[i] That was 2018?

[r] Yes.

[i] When was it?

[r] When I became recognized. That was 20 September 2017.

[i] Almost a year.

[r] Almost a year, yes. No.

[i] More than a year?

[r] More than one year. A thick year.

[i] Are you studying now?

[r] I’m busy right now. When I was in the center, I was in the OKAN class for Dutch and stuff. I went to two schools when I was in Leopoldsburg. I went to the Sint-Michielsschool, which is a Catholic school. And when I was in the Linkeroever shelter, I went to Sint-Lodewijk. That is also a Catholic school on the Meir. By the end of 2017, I had finished the OKAN class. I finished my studies. I was ready to go to the regular school. Then I had a plan to become a nurse – nurse, I mean. I did an exemption test for that, no, not exemption but admission test, admission test done for that, for HBO5 nursing, higher vocational education. I did not succeed. The reason was that the exam was on the computer and when you’re done with a question, you didn’t have to close your page, but that’s what I did. I lost my chance to continue with the exam. So I had to quit the exam. But now I’m happy, lucky, that I didn’t pass. When I see someone with wounds, with pain, with blood, I start shaking. I can’t work well, I’m, I’m a little handicapped. Luckily, if I had to study to be a nurse, I would have to go to hospital, I would have to take care of the people who have wounds, who have blood, who have pain. That wouldn’t have been so easy for me. So at the moment I’m happy. At the moment I’m working on my secondary school diploma. I already have a secondary diploma from Afghanistan but still. It is not valid in Belgium. The rules are completely different in Afghanistan and here. The study, the school is completely different. Finally I have decided to get my secondary diploma again. At the moment I’m busy with accounting. Certainly if I study for another year, or a year or more, I mean a year and three months, then I’ll be done with my diploma. I don’t like accounting, I don’t like mathematics. I love math, but math doesn’t like me. I love math, but math doesn’t like me. I have chosen accounting, which is not what I want, accounting, to sit at the computer, to work with numbers.
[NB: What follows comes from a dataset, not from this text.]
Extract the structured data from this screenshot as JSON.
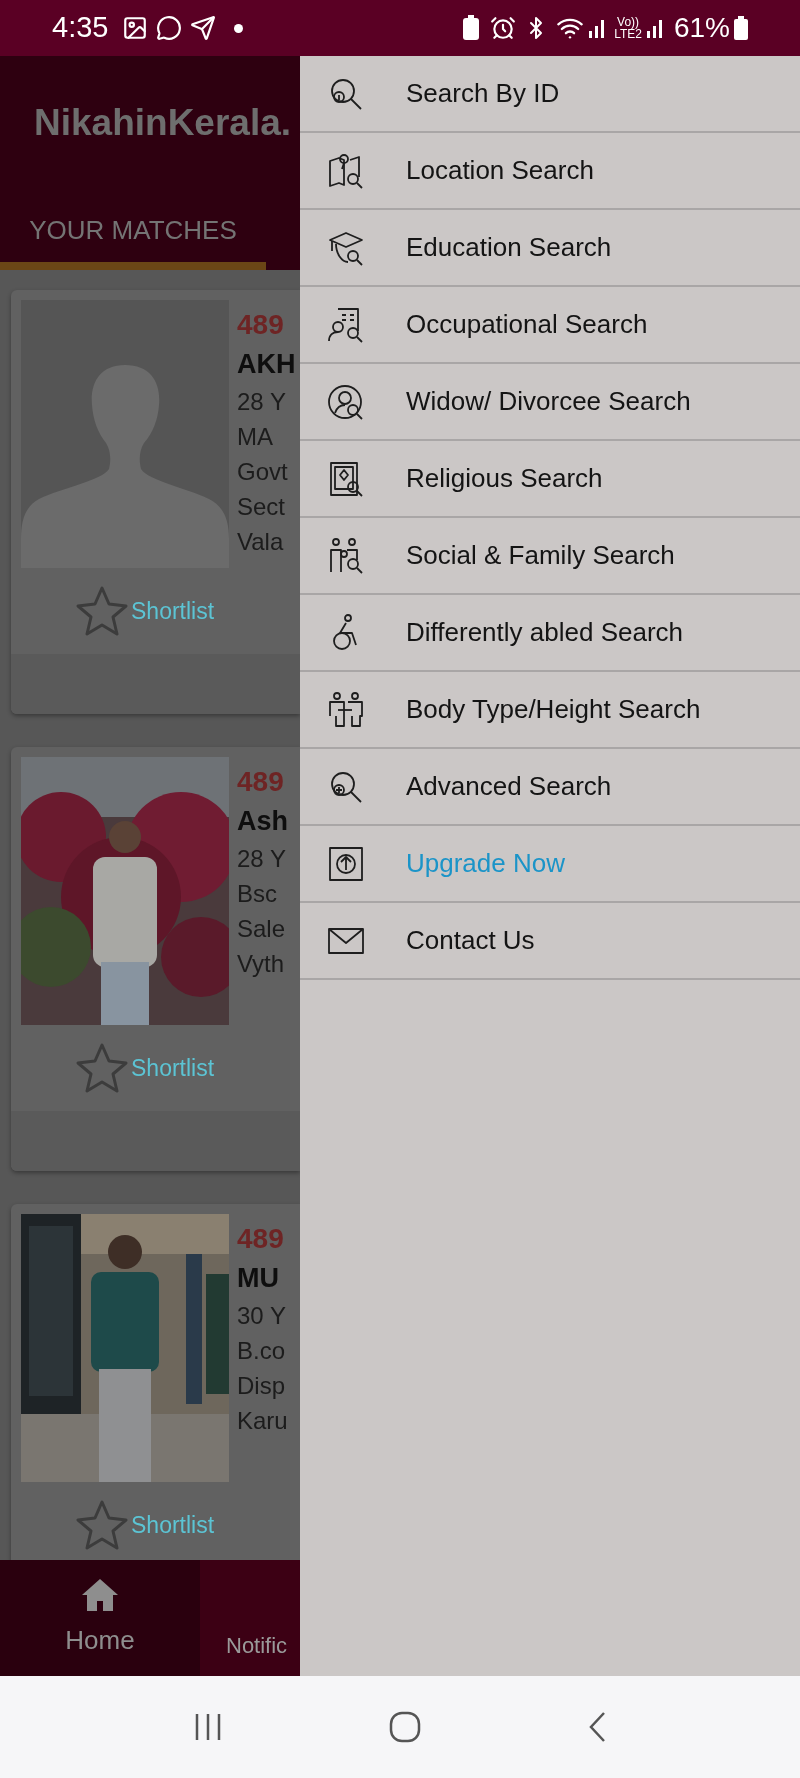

But I have a plan for later. I want to study management. If you want to study management, at university or college. Then accounting is the best choice, to study management. So I’ve chosen accounting, when I’m done with my diploma, I’ll start with management. For later, I have a plan to have my own business. A small business, a small business. It’s not easy either. It will be super difficult. But I will always do my best.

[i] My last question: How do you see the difference between your culture, your faith and here in Belgium?
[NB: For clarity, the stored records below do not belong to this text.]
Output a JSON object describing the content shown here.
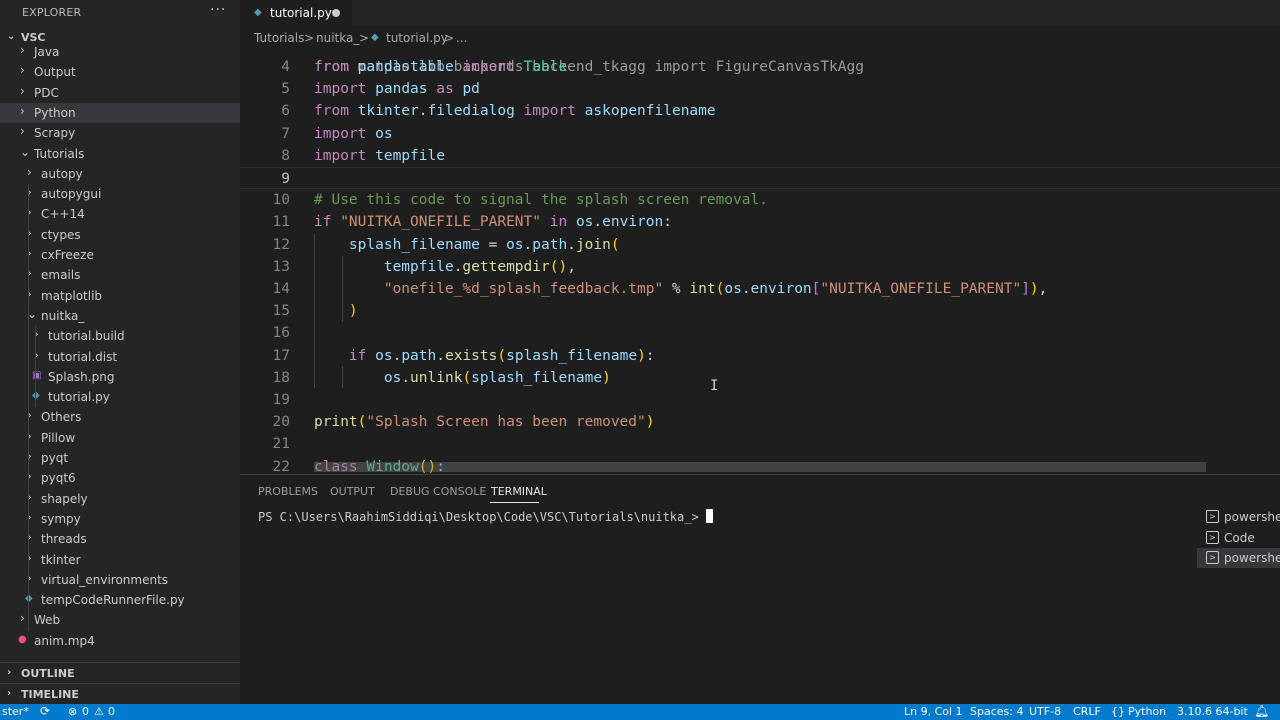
{
  "explorer": {
    "title": "EXPLORER",
    "more": "···",
    "root": "VSC",
    "items": [
      {
        "label": "Java",
        "kind": "folder"
      },
      {
        "label": "Output",
        "kind": "folder"
      },
      {
        "label": "PDC",
        "kind": "folder"
      },
      {
        "label": "Python",
        "kind": "folder",
        "selected": true
      },
      {
        "label": "Scrapy",
        "kind": "folder"
      },
      {
        "label": "Tutorials",
        "kind": "folder-open"
      },
      {
        "label": "autopy",
        "kind": "folder"
      },
      {
        "label": "autopygui",
        "kind": "folder"
      },
      {
        "label": "C++14",
        "kind": "folder"
      },
      {
        "label": "ctypes",
        "kind": "folder"
      },
      {
        "label": "cxFreeze",
        "kind": "folder"
      },
      {
        "label": "emails",
        "kind": "folder"
      },
      {
        "label": "matplotlib",
        "kind": "folder"
      },
      {
        "label": "nuitka_",
        "kind": "folder-open"
      },
      {
        "label": "tutorial.build",
        "kind": "folder"
      },
      {
        "label": "tutorial.dist",
        "kind": "folder"
      },
      {
        "label": "Splash.png",
        "kind": "image-file"
      },
      {
        "label": "tutorial.py",
        "kind": "python-file"
      },
      {
        "label": "Others",
        "kind": "folder"
      },
      {
        "label": "Pillow",
        "kind": "folder"
      },
      {
        "label": "pyqt",
        "kind": "folder"
      },
      {
        "label": "pyqt6",
        "kind": "folder"
      },
      {
        "label": "shapely",
        "kind": "folder"
      },
      {
        "label": "sympy",
        "kind": "folder"
      },
      {
        "label": "threads",
        "kind": "folder"
      },
      {
        "label": "tkinter",
        "kind": "folder"
      },
      {
        "label": "virtual_environments",
        "kind": "folder"
      },
      {
        "label": "tempCodeRunnerFile.py",
        "kind": "python-file"
      },
      {
        "label": "Web",
        "kind": "folder"
      },
      {
        "label": "anim.mp4",
        "kind": "video-file"
      }
    ],
    "outline": "OUTLINE",
    "timeline": "TIMELINE"
  },
  "tab": {
    "label": "tutorial.py"
  },
  "breadcrumb": {
    "items": [
      "Tutorials",
      ">",
      "nuitka_",
      ">",
      "tutorial.py",
      ">",
      "..."
    ]
  },
  "editor": {
    "partial_line": "from matplotlib.backends.backend_tkagg import FigureCanvasTkAgg",
    "lines": [
      {
        "n": "4",
        "code": "from pandastable import Table"
      },
      {
        "n": "5",
        "code": "import pandas as pd"
      },
      {
        "n": "6",
        "code": "from tkinter.filedialog import askopenfilename"
      },
      {
        "n": "7",
        "code": "import os"
      },
      {
        "n": "8",
        "code": "import tempfile"
      },
      {
        "n": "9",
        "code": ""
      },
      {
        "n": "10",
        "code": "# Use this code to signal the splash screen removal."
      },
      {
        "n": "11",
        "code": "if \"NUITKA_ONEFILE_PARENT\" in os.environ:"
      },
      {
        "n": "12",
        "code": "    splash_filename = os.path.join("
      },
      {
        "n": "13",
        "code": "        tempfile.gettempdir(),"
      },
      {
        "n": "14",
        "code": "        \"onefile_%d_splash_feedback.tmp\" % int(os.environ[\"NUITKA_ONEFILE_PARENT\"]),"
      },
      {
        "n": "15",
        "code": "    )"
      },
      {
        "n": "16",
        "code": ""
      },
      {
        "n": "17",
        "code": "    if os.path.exists(splash_filename):"
      },
      {
        "n": "18",
        "code": "        os.unlink(splash_filename)"
      },
      {
        "n": "19",
        "code": ""
      },
      {
        "n": "20",
        "code": "print(\"Splash Screen has been removed\")"
      },
      {
        "n": "21",
        "code": ""
      },
      {
        "n": "22",
        "code": "class Window():"
      }
    ]
  },
  "panel": {
    "tabs": [
      "PROBLEMS",
      "OUTPUT",
      "DEBUG CONSOLE",
      "TERMINAL"
    ],
    "active_tab": "TERMINAL",
    "prompt": "PS C:\\Users\\RaahimSiddiqi\\Desktop\\Code\\VSC\\Tutorials\\nuitka_>",
    "terminals": [
      {
        "label": "powershell",
        "selected": false
      },
      {
        "label": "Code",
        "selected": false
      },
      {
        "label": "powershell",
        "selected": true
      }
    ]
  },
  "status": {
    "branch": "ster*",
    "sync_icon": "sync-icon",
    "errors": "0",
    "warnings": "0",
    "position": "Ln 9, Col 1",
    "spaces": "Spaces: 4",
    "encoding": "UTF-8",
    "eol": "CRLF",
    "language_icon": "{}",
    "language": "Python",
    "interpreter": "3.10.6 64-bit"
  },
  "colors": {
    "accent": "#007acc",
    "keyword": "#c586c0",
    "builtin": "#569cd6",
    "variable": "#9cdcfe",
    "function": "#dcdcaa",
    "class": "#4ec9b0",
    "string": "#ce9178",
    "comment": "#6a9955"
  }
}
[r] There is a big difference between my culture, and here. Here, the people here, they always want, they want to stay alone. If you want to go to someone, you have to make an appointment in advance. A month before, or a week before. You always have to call and stuff. But in Afghanistan this is not the case. If you want to visit, you just go right away. Knocking behind the door and then you go inside. Here you sometimes get visitors, but in Afghanistan, we had visitors every night. From family, from uncle, from grandfathers and so on. So there is a big difference between the cultures. I can’t explain that very well, because I … No culture. Also about faith. Of course, in Afghanistan, when I was in Afghanistan, we were – I was born into a Muslim family. Alhamdulillah, I am still a Muslim. Faith is personal. That is nothing to say to other people. I am Muslim, you must be Muslim too. Everyone has their own faith. Everyone has their own idea. Everyone has his own good points and also bad points. For me, culture, religion is also important, but for me your heart is the most important thing. If you have a good heart, if you are smart in your head, then you are a good person. Then everyone will be happy. If you make everyone happy, that’s very important, I think.
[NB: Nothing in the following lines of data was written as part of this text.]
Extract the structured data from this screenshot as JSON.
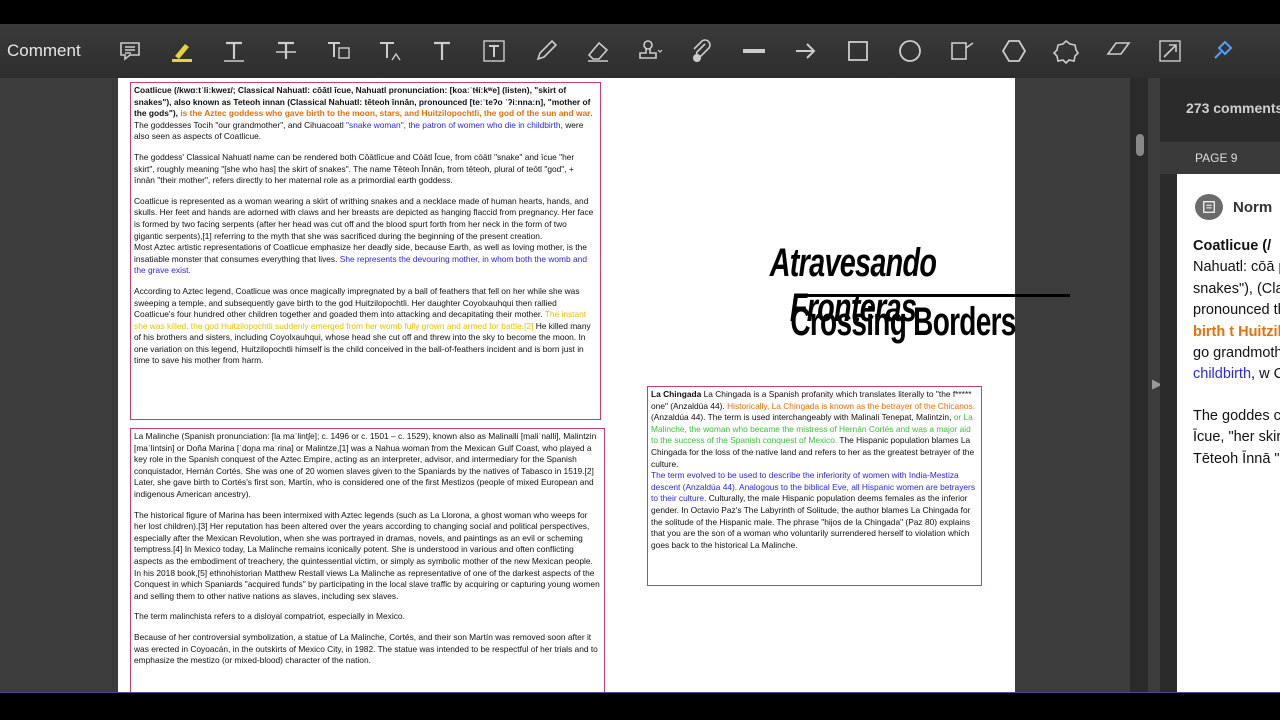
{
  "toolbar": {
    "label": "Comment",
    "tools": [
      "sticky-note-icon",
      "highlight-icon",
      "text-correction-icon",
      "strikethrough-icon",
      "replace-text-icon",
      "insert-text-icon",
      "add-text-icon",
      "text-box-icon",
      "pencil-icon",
      "eraser-icon",
      "stamp-icon",
      "attach-file-icon",
      "line-icon",
      "arrow-icon",
      "rectangle-icon",
      "oval-icon",
      "callout-icon",
      "polygon-icon",
      "cloud-icon",
      "polyline-icon",
      "connected-lines-icon",
      "pin-icon"
    ]
  },
  "document": {
    "coatlicue": {
      "p1_a": "Coatlicue (/kwɑːtˈliːkweɪ/; Classical Nahuatl: cōātl īcue, Nahuatl pronunciation: [koaːˈtɬíːkʷe] (listen), \"skirt of snakes\"), also known as Teteoh innan (Classical Nahuatl: tēteoh īnnān, pronounced [teːˈteʔo ˈʔiːnnaːn], \"mother of the gods\"), ",
      "p1_orange": "is the Aztec goddess who gave birth to the moon, stars, and Huitzilopochtli, the god of the sun and war",
      "p1_b": ". The goddesses Tocih \"our grandmother\", and Cihuacoatl ",
      "p1_blue": "\"snake woman\", the patron of women who die in childbirth",
      "p1_c": ", were also seen as aspects of Coatlicue.",
      "p2": "The goddess' Classical Nahuatl name can be rendered both Cōātlīcue and Cōātl Īcue, from cōātl \"snake\" and īcue \"her skirt\", roughly meaning \"[she who has] the skirt of snakes\". The name Tēteoh Īnnān, from tēteoh, plural of teōtl \"god\", + īnnān \"their mother\", refers directly to her maternal role as a primordial earth goddess.",
      "p3": "Coatlicue is represented as a woman wearing a skirt of writhing snakes and a necklace made of human hearts, hands, and skulls. Her feet and hands are adorned with claws and her breasts are depicted as hanging flaccid from pregnancy. Her face is formed by two facing serpents (after her head was cut off and the blood spurt forth from her neck in the form of two gigantic serpents),[1] referring to the myth that she was sacrificed during the beginning of the present creation.",
      "p4_a": "Most Aztec artistic representations of Coatlicue emphasize her deadly side, because Earth, as well as loving mother, is the insatiable monster that consumes everything that lives. ",
      "p4_blue": "She represents the devouring mother, in whom both the womb and the grave exist.",
      "p5_a": "According to Aztec legend, Coatlicue was once magically impregnated by a ball of feathers that fell on her while she was sweeping a temple, and subsequently gave birth to the god Huitzilopochtli. Her daughter Coyolxauhqui then rallied Coatlicue's four hundred other children together and goaded them into attacking and decapitating their mother. ",
      "p5_yellow": "The instant she was killed, the god Huitzilopochtli suddenly emerged from her womb fully grown and armed for battle.[2]",
      "p5_b": " He killed many of his brothers and sisters, including Coyolxauhqui, whose head she cut off and threw into the sky to become the moon. In one variation on this legend, Huitzilopochtli himself is the child conceived in the ball-of-feathers incident and is born just in time to save his mother from harm."
    },
    "malinche": {
      "p1": "La Malinche (Spanish pronunciation: [la maˈlintʃe]; c. 1496 or c. 1501 – c. 1529), known also as Malinalli [maliˈnalli], Malintzin [maˈlintsin] or Doña Marina [ˈdoɲa maˈɾina] or Malintze,[1] was a Nahua woman from the Mexican Gulf Coast, who played a key role in the Spanish conquest of the Aztec Empire, acting as an interpreter, advisor, and intermediary for the Spanish conquistador, Hernán Cortés. She was one of 20 women slaves given to the Spaniards by the natives of Tabasco in 1519.[2] Later, she gave birth to Cortés's first son, Martín, who is considered one of the first Mestizos (people of mixed European and indigenous American ancestry).",
      "p2": "The historical figure of Marina has been intermixed with Aztec legends (such as La Llorona, a ghost woman who weeps for her lost children).[3] Her reputation has been altered over the years according to changing social and political perspectives, especially after the Mexican Revolution, when she was portrayed in dramas, novels, and paintings as an evil or scheming temptress.[4] In Mexico today, La Malinche remains iconically potent. She is understood in various and often conflicting aspects as the embodiment of treachery, the quintessential victim, or simply as symbolic mother of the new Mexican people. In his 2018 book,[5] ethnohistorian Matthew Restall views La Malinche as representative of one of the darkest aspects of the Conquest in which Spaniards \"acquired funds\" by participating in the local slave traffic by acquiring or capturing young women and selling them to other native nations as slaves, including sex slaves.",
      "p3": "The term malinchista refers to a disloyal compatriot, especially in Mexico.",
      "p4": "Because of her controversial symbolization, a statue of La Malinche, Cortés, and their son Martín was removed soon after it was erected in Coyoacán, in the outskirts of Mexico City, in 1982. The statue was intended to be respectful of her trials and to emphasize the mestizo (or mixed-blood) character of the nation."
    },
    "title_line1": "Atravesando Fronteras",
    "title_line2": "Crossing Borders",
    "chingada": {
      "a": "La Chingada is a Spanish profanity which translates literally to \"the f*****",
      "b": "one\" (Anzaldúa 44). ",
      "orange": "Historically, La Chingada is known as the betrayer of the Chicanos.",
      "c": "(Anzaldúa 44). The term is used interchangeably with Malinali Tenepat, Malintzin, ",
      "green": "or La Malinche, the woman who became the mistress of Hernán Cortés and was a major aid to the success of the Spanish conquest of Mexico.",
      "d": " The Hispanic population blames La Chingada for the loss of the native land and refers to her as the greatest betrayer of the culture.",
      "blue": "The term evolved to be used to describe the inferiority of women with India-Mestiza descent (Anzaldúa 44). Analogous to the biblical Eve, all Hispanic women are betrayers to their culture.",
      "e": " Culturally, the male Hispanic population deems females as the inferior gender. In Octavio Paz's The Labyrinth of Solitude, the author blames La Chingada for the solitude of the Hispanic male. The phrase \"hijos de la Chingada\" (Paz 80) explains that you are the son of a woman who voluntarily surrendered herself to violation which goes back to the historical La Malinche."
    }
  },
  "panel": {
    "count": "273 comments",
    "page_label": "PAGE 9",
    "author": "Norm",
    "comment_bold": "Coatlicue (/",
    "comment_a": "Nahuatl: cōā pronunciation of snakes\"), (Classical N pronounced the gods\"), ",
    "comment_orange": "i gave birth t Huitzilopoc war",
    "comment_b": ". The go grandmothe",
    "comment_blue": "woman\", the childbirth",
    "comment_c": ", w Coatlicue.",
    "comment2": "The goddes can be rend Cōātl Īcue, \"her skirt\", r has] the skir Tēteoh Īnnā \"god\", + īnn"
  }
}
[i] [name], thank you very much for your time. It was really enriching to hear your story. Thanks to my mother, my father, my brother, my trainers, and you.

Very small question: What is your dream for the future?

[r] My dream? My biggest dream is to see my mother again. Not once, I want to live with my mother. I have lots of plans for my mother. I still have a dream to my little brothers, they are in secondary education, when they have finished education I want to send them to India for pilot, because that was my dream. But now, when I heard my little brother, now he has a dream to become a pilot. That’s my big dream. My other big dream is that I can do something for Belgium. I am very, not very, yes, I am very disappointed by the Belgians, by the rules, but still I am grateful to Belgium because when I was in the centre, I had a roof, I had a room, I had food to eat three times a day. So I also want to achieve something for Belgium. I don’t know by what, by study or by karate. But karate is easier. If I go to the Olympics, or to the European Championship, if I win a medal, it’s for Belgium. So that is to say, I also have a plan to achieve something for Belgium. Or write a nice book for Belgian people to learn something new to the people, that they really should be grateful. Because they are lucky. They are not like other people. I mean other people from, the people from Syria, Afghanistan, Iraq or Iran. I am still grateful to Belgium.

[i] Thank you, [name].

[r] You’re welcome.